A cardiac CT calcium score requires practically no preparation, and you won't need a referral from your provider. However, a CT angiography test will need to be ordered by your physician and you will be provided with a list of instructions to follow. You may need to fast for a few hours before the test for the contrast dye to work effectively.
General guidelines may include avoiding caffeine and certain medications beforehand. Make sure your provider has a complete list of all supplements, prescriptions, and over-the-counter medications you're taking. They may also give you medicine to slow your heart rate, which will improve the quality of the images.
What to expect at your appointment
On the day of your appointment, remember not to wear jewelry, as metal objects can affect the imaging process. You will wear a hospital gown and lie on a table, which will move in and out of the CT scanner.

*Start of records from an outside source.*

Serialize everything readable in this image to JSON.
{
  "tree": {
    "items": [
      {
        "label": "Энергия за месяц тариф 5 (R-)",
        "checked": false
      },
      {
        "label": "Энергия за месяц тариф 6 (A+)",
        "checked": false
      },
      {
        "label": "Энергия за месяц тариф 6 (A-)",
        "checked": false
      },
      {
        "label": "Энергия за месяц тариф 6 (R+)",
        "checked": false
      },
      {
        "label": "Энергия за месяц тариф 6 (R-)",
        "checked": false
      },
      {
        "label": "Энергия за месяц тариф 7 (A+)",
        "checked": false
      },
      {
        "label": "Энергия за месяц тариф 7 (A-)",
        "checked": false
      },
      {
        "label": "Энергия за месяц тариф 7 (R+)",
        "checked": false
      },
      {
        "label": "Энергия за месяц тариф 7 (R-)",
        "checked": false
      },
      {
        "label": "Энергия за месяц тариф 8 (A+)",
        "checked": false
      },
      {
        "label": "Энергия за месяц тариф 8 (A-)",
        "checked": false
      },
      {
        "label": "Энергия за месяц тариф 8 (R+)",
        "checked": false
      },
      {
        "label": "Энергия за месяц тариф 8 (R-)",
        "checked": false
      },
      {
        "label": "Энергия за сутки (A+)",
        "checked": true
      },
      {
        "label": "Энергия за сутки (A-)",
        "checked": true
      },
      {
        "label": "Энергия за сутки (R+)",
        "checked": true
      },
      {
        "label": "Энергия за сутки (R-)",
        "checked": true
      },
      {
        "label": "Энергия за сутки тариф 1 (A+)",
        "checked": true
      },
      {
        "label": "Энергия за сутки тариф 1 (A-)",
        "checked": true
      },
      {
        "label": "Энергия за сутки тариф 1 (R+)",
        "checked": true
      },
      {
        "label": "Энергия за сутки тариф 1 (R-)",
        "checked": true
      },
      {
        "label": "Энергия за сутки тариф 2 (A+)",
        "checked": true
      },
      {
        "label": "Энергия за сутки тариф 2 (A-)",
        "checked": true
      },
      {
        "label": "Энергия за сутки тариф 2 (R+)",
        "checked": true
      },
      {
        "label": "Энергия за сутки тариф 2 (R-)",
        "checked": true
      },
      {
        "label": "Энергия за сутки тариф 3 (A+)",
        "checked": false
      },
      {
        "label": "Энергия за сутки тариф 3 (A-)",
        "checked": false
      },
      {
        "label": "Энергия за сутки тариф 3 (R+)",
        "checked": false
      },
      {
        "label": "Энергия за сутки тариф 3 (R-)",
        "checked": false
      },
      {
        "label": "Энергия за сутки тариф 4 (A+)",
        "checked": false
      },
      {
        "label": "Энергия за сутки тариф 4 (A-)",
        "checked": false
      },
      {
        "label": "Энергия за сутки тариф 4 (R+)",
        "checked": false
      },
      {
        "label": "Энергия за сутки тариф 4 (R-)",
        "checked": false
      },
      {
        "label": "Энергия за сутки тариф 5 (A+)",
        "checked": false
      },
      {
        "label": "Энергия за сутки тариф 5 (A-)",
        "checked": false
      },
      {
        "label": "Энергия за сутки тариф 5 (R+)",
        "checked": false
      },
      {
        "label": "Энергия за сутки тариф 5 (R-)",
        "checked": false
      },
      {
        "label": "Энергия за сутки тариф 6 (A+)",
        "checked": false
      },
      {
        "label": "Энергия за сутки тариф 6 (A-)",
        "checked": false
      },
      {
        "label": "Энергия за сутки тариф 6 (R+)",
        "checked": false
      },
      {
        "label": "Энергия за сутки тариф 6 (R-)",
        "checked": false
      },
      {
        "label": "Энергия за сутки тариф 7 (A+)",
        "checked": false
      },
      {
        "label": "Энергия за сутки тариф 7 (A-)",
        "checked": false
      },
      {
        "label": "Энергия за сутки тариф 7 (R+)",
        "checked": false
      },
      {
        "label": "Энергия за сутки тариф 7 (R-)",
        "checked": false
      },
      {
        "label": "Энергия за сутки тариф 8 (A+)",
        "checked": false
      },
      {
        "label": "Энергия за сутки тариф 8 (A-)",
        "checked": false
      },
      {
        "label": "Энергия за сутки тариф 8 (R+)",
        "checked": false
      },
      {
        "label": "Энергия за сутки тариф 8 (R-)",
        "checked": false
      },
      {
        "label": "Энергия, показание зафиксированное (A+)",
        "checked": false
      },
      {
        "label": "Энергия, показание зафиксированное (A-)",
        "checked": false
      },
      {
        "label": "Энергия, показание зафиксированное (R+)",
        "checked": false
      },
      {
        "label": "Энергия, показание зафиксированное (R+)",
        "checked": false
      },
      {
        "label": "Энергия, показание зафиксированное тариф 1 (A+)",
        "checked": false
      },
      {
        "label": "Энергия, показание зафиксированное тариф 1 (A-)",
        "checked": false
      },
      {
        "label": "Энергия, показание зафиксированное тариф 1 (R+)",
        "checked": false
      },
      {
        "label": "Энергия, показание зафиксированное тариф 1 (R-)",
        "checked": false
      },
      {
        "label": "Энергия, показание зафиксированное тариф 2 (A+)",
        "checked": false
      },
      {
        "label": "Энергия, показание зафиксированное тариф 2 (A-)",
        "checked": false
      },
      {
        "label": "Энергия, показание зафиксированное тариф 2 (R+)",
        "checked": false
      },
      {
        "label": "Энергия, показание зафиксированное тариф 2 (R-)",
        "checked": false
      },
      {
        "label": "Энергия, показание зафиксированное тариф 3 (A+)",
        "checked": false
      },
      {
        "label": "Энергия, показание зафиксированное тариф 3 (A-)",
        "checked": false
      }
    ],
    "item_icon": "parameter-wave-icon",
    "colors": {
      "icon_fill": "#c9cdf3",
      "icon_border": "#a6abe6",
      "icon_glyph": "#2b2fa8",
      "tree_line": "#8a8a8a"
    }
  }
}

If you're anxious about the test or get claustrophobic in tight spaces, you may receive medication to help you stay calm and relaxed during the procedure. Next, your provider may affix a few small, sticky electrode patches to your chest that attach to an electrocardiogram (EKG) monitor, which tracks your heart's activity.
The CT scanner will then generate images of your heart. You'll need to remain still during the scan so the images are not blurry. You may be asked to hold your breath for a second or two.
The entire appointment shouldn't take more than an hour. Then, you can get dressed and return home the same day. If you had sedating medication, you will need someone to drive you home from your appointment. You may have a follow-up appointment to discuss your test results with your provider, or they may contact you via phone.
Understanding your calcium score
Your calcium score measures the amount of calcium in your coronary arteries on a scale of zero to 400. If your calcium score is zero, you likely do not have coronary artery disease and your risk for heart attack is low. A high coronary calcium score indicates evidence of coronary artery disease. Results indicate the following:
- Zero: No evidence of calcification
- One to 10: Minimal calcification
- 11 to 100: Mild calcification
- 101 to 300: Moderate calcification
- 301 to 400: Severe calcification
This score will help inform which medical treatments your clinician recommends.
Managing your heart disease risk
If your coronary calcium score is low but still shows calcification, you may benefit from lifestyle changes to lower your risk. To protect your heart:
- Be active. Routine exercise can lower blood pressure and cholesterol levels, as well as regulate blood sugar. The American Heart Association recommends adults get at least 30 minutes of exercise five days per week.
- Drink less. Occasional alcohol consumption isn't a cause for concern, but drinking too much can lead to high blood pressure, a contributor to heart disease risk.
- Eat a balanced diet. Eating a diet high in saturated and trans fats can contribute to high cholesterol, which left untreated can lead to a buildup of plaque on your artery walls. Choose nutrient-dense, heart-healthy foods, such as leafy greens, fruits, vegetables, whole grains, beans, peas, lentils, fatty fish, low-fat dairy, nuts, and seeds.
- Get enough rest. Make sure you're getting the recommended amount of sleep each night for your age range.
- Kick your tobacco habit if you have one. Quitting smoking significantly reduces your risk for many health problems, including heart disease.
- See your primary care provider (PCP). Diabetes, high blood pressure, and high cholesterol levels are linked to a higher risk of heart disease. Annual checkups allow your PCP to keep tabs on these conditions and help you address them. Your PCP can also give you strategies for managing risk factors you can't control, such as your family history of heart disease.
Patients in East Central Indiana and West Central Ohio have access to a team of experienced cardiologists, vascular surgeons, and imaging specialists at Reid Health. Cardiology care is available at multiple locations. For more information, request an appointment at Reid today.